[SOURCE RECORDS Boundary: Start]

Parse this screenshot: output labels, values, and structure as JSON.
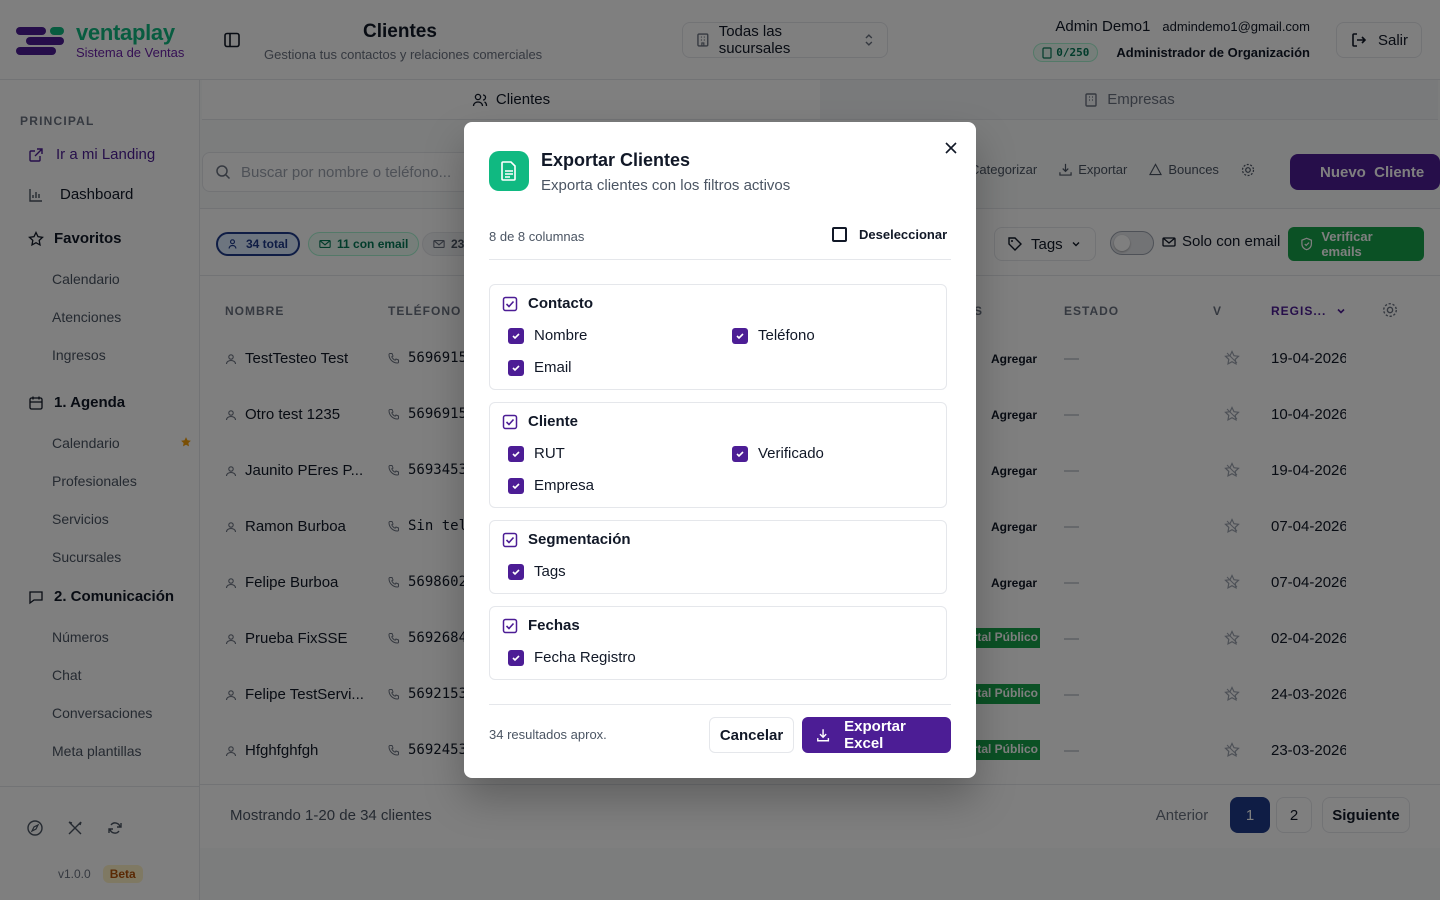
{
  "brand": {
    "name": "ventaplay",
    "subtitle": "Sistema de Ventas"
  },
  "header": {
    "title": "Clientes",
    "subtitle": "Gestiona tus contactos y relaciones comerciales",
    "branch_select": "Todas las sucursales",
    "user_name": "Admin Demo1",
    "user_email": "admindemo1@gmail.com",
    "quota": "0/250",
    "role": "Administrador de Organización",
    "logout_label": "Salir"
  },
  "sidebar": {
    "section": "PRINCIPAL",
    "landing": "Ir a mi Landing",
    "dashboard": "Dashboard",
    "favorites": {
      "label": "Favoritos",
      "items": [
        "Calendario",
        "Atenciones",
        "Ingresos"
      ]
    },
    "agenda": {
      "label": "1. Agenda",
      "items": [
        "Calendario",
        "Profesionales",
        "Servicios",
        "Sucursales"
      ]
    },
    "comunicacion": {
      "label": "2. Comunicación",
      "items": [
        "Números",
        "Chat",
        "Conversaciones",
        "Meta plantillas"
      ]
    },
    "version": "v1.0.0",
    "beta": "Beta"
  },
  "tabs": [
    {
      "label": "Clientes"
    },
    {
      "label": "Empresas"
    }
  ],
  "toolbar": {
    "search_placeholder": "Buscar por nombre o teléfono...",
    "categorize": "Categorizar",
    "export": "Exportar",
    "bounces": "Bounces",
    "new_client": "Nuevo  Cliente"
  },
  "filters": {
    "total": "34 total",
    "with_email": "11 con email",
    "other": "23",
    "tags": "Tags",
    "only_email": "Solo con email",
    "verify": "Verificar emails"
  },
  "table": {
    "headers": {
      "name": "NOMBRE",
      "phone": "TELÉFONO",
      "partial": "S",
      "status": "ESTADO",
      "v": "V",
      "registered": "REGIS..."
    },
    "rows": [
      {
        "name": "TestTesteo Test",
        "phone": "5696915",
        "action": "Agregar",
        "status": "—",
        "date": "19-04-2026"
      },
      {
        "name": "Otro test 1235",
        "phone": "5696915",
        "action": "Agregar",
        "status": "—",
        "date": "10-04-2026"
      },
      {
        "name": "Jaunito PEres P...",
        "phone": "5693453",
        "action": "Agregar",
        "status": "—",
        "date": "19-04-2026"
      },
      {
        "name": "Ramon Burboa",
        "phone": "Sin tel",
        "action": "Agregar",
        "status": "—",
        "date": "07-04-2026"
      },
      {
        "name": "Felipe Burboa",
        "phone": "5698602",
        "action": "Agregar",
        "status": "—",
        "date": "07-04-2026"
      },
      {
        "name": "Prueba FixSSE",
        "phone": "5692684",
        "action": "rtal Público",
        "status": "—",
        "date": "02-04-2026"
      },
      {
        "name": "Felipe TestServi...",
        "phone": "5692153",
        "action": "rtal Público",
        "status": "—",
        "date": "24-03-2026"
      },
      {
        "name": "Hfghfghfgh",
        "phone": "5692453",
        "action": "rtal Público",
        "status": "—",
        "date": "23-03-2026"
      }
    ]
  },
  "pagination": {
    "info": "Mostrando 1-20 de 34 clientes",
    "prev": "Anterior",
    "page1": "1",
    "page2": "2",
    "next": "Siguiente"
  },
  "modal": {
    "title": "Exportar Clientes",
    "subtitle": "Exporta clientes con los filtros activos",
    "column_count": "8 de 8 columnas",
    "deselect": "Deseleccionar",
    "groups": {
      "contacto": {
        "label": "Contacto",
        "options": [
          "Nombre",
          "Teléfono",
          "Email"
        ]
      },
      "cliente": {
        "label": "Cliente",
        "options": [
          "RUT",
          "Verificado",
          "Empresa"
        ]
      },
      "segmentacion": {
        "label": "Segmentación",
        "options": [
          "Tags"
        ]
      },
      "fechas": {
        "label": "Fechas",
        "options": [
          "Fecha Registro"
        ]
      }
    },
    "results": "34 resultados aprox.",
    "cancel": "Cancelar",
    "export": "Exportar Excel"
  },
  "colors": {
    "primary": "#4c1d95",
    "success": "#10b981",
    "verify": "#16a34a"
  }
}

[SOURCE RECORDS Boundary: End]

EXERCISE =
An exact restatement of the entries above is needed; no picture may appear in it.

EXPECTED OUTPUT =
Parse this screenshot: output labels, values, and structure as JSON.
{
  "brand": {
    "name": "ventaplay",
    "subtitle": "Sistema de Ventas"
  },
  "header": {
    "title": "Clientes",
    "subtitle": "Gestiona tus contactos y relaciones comerciales",
    "branch_select": "Todas las sucursales",
    "user_name": "Admin Demo1",
    "user_email": "admindemo1@gmail.com",
    "quota": "0/250",
    "role": "Administrador de Organización",
    "logout_label": "Salir"
  },
  "sidebar": {
    "section": "PRINCIPAL",
    "landing": "Ir a mi Landing",
    "dashboard": "Dashboard",
    "favorites": {
      "label": "Favoritos",
      "items": [
        "Calendario",
        "Atenciones",
        "Ingresos"
      ]
    },
    "agenda": {
      "label": "1. Agenda",
      "items": [
        "Calendario",
        "Profesionales",
        "Servicios",
        "Sucursales"
      ]
    },
    "comunicacion": {
      "label": "2. Comunicación",
      "items": [
        "Números",
        "Chat",
        "Conversaciones",
        "Meta plantillas"
      ]
    },
    "version": "v1.0.0",
    "beta": "Beta"
  },
  "tabs": [
    {
      "label": "Clientes"
    },
    {
      "label": "Empresas"
    }
  ],
  "toolbar": {
    "search_placeholder": "Buscar por nombre o teléfono...",
    "categorize": "Categorizar",
    "export": "Exportar",
    "bounces": "Bounces",
    "new_client": "Nuevo  Cliente"
  },
  "filters": {
    "total": "34 total",
    "with_email": "11 con email",
    "other": "23",
    "tags": "Tags",
    "only_email": "Solo con email",
    "verify": "Verificar emails"
  },
  "table": {
    "headers": {
      "name": "NOMBRE",
      "phone": "TELÉFONO",
      "partial": "S",
      "status": "ESTADO",
      "v": "V",
      "registered": "REGIS..."
    },
    "rows": [
      {
        "name": "TestTesteo Test",
        "phone": "5696915",
        "action": "Agregar",
        "status": "—",
        "date": "19-04-2026"
      },
      {
        "name": "Otro test 1235",
        "phone": "5696915",
        "action": "Agregar",
        "status": "—",
        "date": "10-04-2026"
      },
      {
        "name": "Jaunito PEres P...",
        "phone": "5693453",
        "action": "Agregar",
        "status": "—",
        "date": "19-04-2026"
      },
      {
        "name": "Ramon Burboa",
        "phone": "Sin tel",
        "action": "Agregar",
        "status": "—",
        "date": "07-04-2026"
      },
      {
        "name": "Felipe Burboa",
        "phone": "5698602",
        "action": "Agregar",
        "status": "—",
        "date": "07-04-2026"
      },
      {
        "name": "Prueba FixSSE",
        "phone": "5692684",
        "action": "rtal Público",
        "status": "—",
        "date": "02-04-2026"
      },
      {
        "name": "Felipe TestServi...",
        "phone": "5692153",
        "action": "rtal Público",
        "status": "—",
        "date": "24-03-2026"
      },
      {
        "name": "Hfghfghfgh",
        "phone": "5692453",
        "action": "rtal Público",
        "status": "—",
        "date": "23-03-2026"
      }
    ]
  },
  "pagination": {
    "info": "Mostrando 1-20 de 34 clientes",
    "prev": "Anterior",
    "page1": "1",
    "page2": "2",
    "next": "Siguiente"
  },
  "modal": {
    "title": "Exportar Clientes",
    "subtitle": "Exporta clientes con los filtros activos",
    "column_count": "8 de 8 columnas",
    "deselect": "Deseleccionar",
    "groups": {
      "contacto": {
        "label": "Contacto",
        "options": [
          "Nombre",
          "Teléfono",
          "Email"
        ]
      },
      "cliente": {
        "label": "Cliente",
        "options": [
          "RUT",
          "Verificado",
          "Empresa"
        ]
      },
      "segmentacion": {
        "label": "Segmentación",
        "options": [
          "Tags"
        ]
      },
      "fechas": {
        "label": "Fechas",
        "options": [
          "Fecha Registro"
        ]
      }
    },
    "results": "34 resultados aprox.",
    "cancel": "Cancelar",
    "export": "Exportar Excel"
  },
  "colors": {
    "primary": "#4c1d95",
    "success": "#10b981",
    "verify": "#16a34a"
  }
}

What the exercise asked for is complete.